[Exercise goal] Search the entries below for "user". Report each line where it occurs.

[Given information]

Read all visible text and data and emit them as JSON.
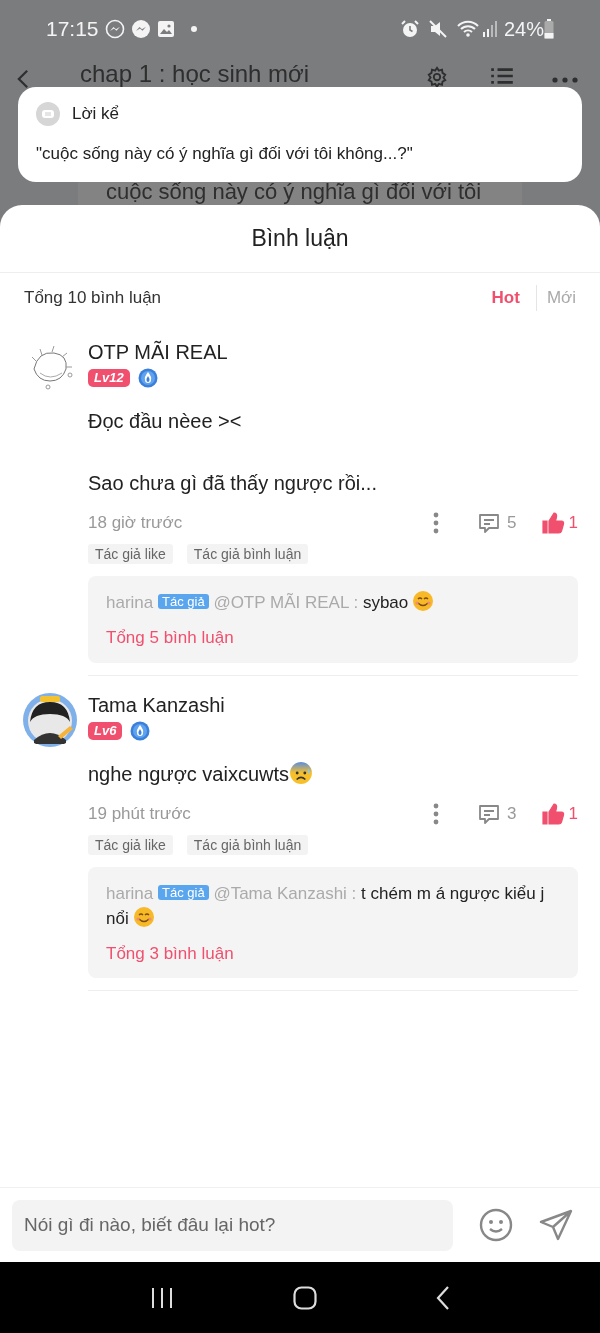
{
  "status_bar": {
    "time": "17:15",
    "battery": "24%"
  },
  "app_bar": {
    "title": "chap 1 : học sinh mới"
  },
  "story_text": "cuộc sống này có ý nghĩa gì đối với tôi",
  "narration_popup": {
    "label": "Lời kể",
    "text": "\"cuộc sống này có ý nghĩa gì đối với tôi không...?\""
  },
  "comments_sheet": {
    "title": "Bình luận",
    "total": "Tổng 10 bình luận",
    "sort_tabs": [
      {
        "label": "Hot",
        "selected": true
      },
      {
        "label": "Mới",
        "selected": false
      }
    ],
    "comments": [
      {
        "user": "OTP MÃI REAL",
        "level": "Lv12",
        "body": [
          "Đọc đầu nèee ><",
          "Sao chưa gì đã thấy ngược rồi..."
        ],
        "emoji_after_body": false,
        "time": "18 giờ trước",
        "reply_count": "5",
        "likes": "1",
        "liked": true,
        "tags": [
          "Tác giả like",
          "Tác giả bình luận"
        ],
        "reply": {
          "author": "harina",
          "badge": "Tác giả",
          "mention": "@OTP MÃI REAL :",
          "text": "sybao",
          "emoji_after_text": true,
          "total": "Tổng 5 bình luận"
        }
      },
      {
        "user": "Tama Kanzashi",
        "level": "Lv6",
        "body": [
          "nghe ngược vaixcuwts"
        ],
        "emoji_after_body": true,
        "time": "19 phút trước",
        "reply_count": "3",
        "likes": "1",
        "liked": true,
        "tags": [
          "Tác giả like",
          "Tác giả bình luận"
        ],
        "reply": {
          "author": "harina",
          "badge": "Tác giả",
          "mention": "@Tama Kanzashi :",
          "text": "t chém m á ngược kiểu j nổi",
          "emoji_after_text": true,
          "total": "Tổng 3 bình luận"
        }
      }
    ]
  },
  "comment_input": {
    "placeholder": "Nói gì đi nào, biết đâu lại hot?"
  }
}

[Response]
        "user": "OTP MÃI REAL",
        "user": "Tama Kanzashi",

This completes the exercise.